═════ Records for this task
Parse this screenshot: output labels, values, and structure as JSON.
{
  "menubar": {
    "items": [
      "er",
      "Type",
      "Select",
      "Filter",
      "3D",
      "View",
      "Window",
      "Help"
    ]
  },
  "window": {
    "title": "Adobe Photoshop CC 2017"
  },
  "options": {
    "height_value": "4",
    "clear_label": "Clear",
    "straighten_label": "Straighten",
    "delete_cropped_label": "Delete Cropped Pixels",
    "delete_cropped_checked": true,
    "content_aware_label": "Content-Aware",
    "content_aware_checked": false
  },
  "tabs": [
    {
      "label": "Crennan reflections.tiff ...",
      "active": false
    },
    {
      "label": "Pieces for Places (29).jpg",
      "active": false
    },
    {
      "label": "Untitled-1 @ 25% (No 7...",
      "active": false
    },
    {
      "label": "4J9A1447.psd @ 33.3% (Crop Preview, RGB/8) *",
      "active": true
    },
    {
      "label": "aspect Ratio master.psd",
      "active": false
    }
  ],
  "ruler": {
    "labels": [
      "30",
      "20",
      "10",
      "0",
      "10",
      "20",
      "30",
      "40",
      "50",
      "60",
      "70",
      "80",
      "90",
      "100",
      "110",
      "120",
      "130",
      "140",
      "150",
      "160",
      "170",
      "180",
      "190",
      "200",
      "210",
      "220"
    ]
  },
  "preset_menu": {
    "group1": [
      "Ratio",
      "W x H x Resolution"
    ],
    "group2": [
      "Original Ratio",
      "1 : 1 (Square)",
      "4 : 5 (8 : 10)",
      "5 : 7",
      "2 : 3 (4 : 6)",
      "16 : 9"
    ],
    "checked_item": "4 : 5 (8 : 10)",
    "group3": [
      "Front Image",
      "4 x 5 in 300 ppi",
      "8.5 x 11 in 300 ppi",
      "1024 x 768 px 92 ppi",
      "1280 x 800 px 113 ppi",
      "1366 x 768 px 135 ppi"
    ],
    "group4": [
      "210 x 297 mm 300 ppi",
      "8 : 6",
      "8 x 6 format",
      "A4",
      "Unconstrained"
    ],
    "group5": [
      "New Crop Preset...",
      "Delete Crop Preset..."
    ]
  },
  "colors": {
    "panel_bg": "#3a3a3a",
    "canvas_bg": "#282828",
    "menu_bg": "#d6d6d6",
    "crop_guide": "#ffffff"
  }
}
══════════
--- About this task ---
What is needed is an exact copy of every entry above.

--- Your solution ---
Parse this screenshot: output labels, values, and structure as JSON.
{
  "menubar": {
    "items": [
      "er",
      "Type",
      "Select",
      "Filter",
      "3D",
      "View",
      "Window",
      "Help"
    ]
  },
  "window": {
    "title": "Adobe Photoshop CC 2017"
  },
  "options": {
    "height_value": "4",
    "clear_label": "Clear",
    "straighten_label": "Straighten",
    "delete_cropped_label": "Delete Cropped Pixels",
    "delete_cropped_checked": true,
    "content_aware_label": "Content-Aware",
    "content_aware_checked": false
  },
  "tabs": [
    {
      "label": "Crennan reflections.tiff ...",
      "active": false
    },
    {
      "label": "Pieces for Places (29).jpg",
      "active": false
    },
    {
      "label": "Untitled-1 @ 25% (No 7...",
      "active": false
    },
    {
      "label": "4J9A1447.psd @ 33.3% (Crop Preview, RGB/8) *",
      "active": true
    },
    {
      "label": "aspect Ratio master.psd",
      "active": false
    }
  ],
  "ruler": {
    "labels": [
      "30",
      "20",
      "10",
      "0",
      "10",
      "20",
      "30",
      "40",
      "50",
      "60",
      "70",
      "80",
      "90",
      "100",
      "110",
      "120",
      "130",
      "140",
      "150",
      "160",
      "170",
      "180",
      "190",
      "200",
      "210",
      "220"
    ]
  },
  "preset_menu": {
    "group1": [
      "Ratio",
      "W x H x Resolution"
    ],
    "group2": [
      "Original Ratio",
      "1 : 1 (Square)",
      "4 : 5 (8 : 10)",
      "5 : 7",
      "2 : 3 (4 : 6)",
      "16 : 9"
    ],
    "checked_item": "4 : 5 (8 : 10)",
    "group3": [
      "Front Image",
      "4 x 5 in 300 ppi",
      "8.5 x 11 in 300 ppi",
      "1024 x 768 px 92 ppi",
      "1280 x 800 px 113 ppi",
      "1366 x 768 px 135 ppi"
    ],
    "group4": [
      "210 x 297 mm 300 ppi",
      "8 : 6",
      "8 x 6 format",
      "A4",
      "Unconstrained"
    ],
    "group5": [
      "New Crop Preset...",
      "Delete Crop Preset..."
    ]
  },
  "colors": {
    "panel_bg": "#3a3a3a",
    "canvas_bg": "#282828",
    "menu_bg": "#d6d6d6",
    "crop_guide": "#ffffff"
  }
}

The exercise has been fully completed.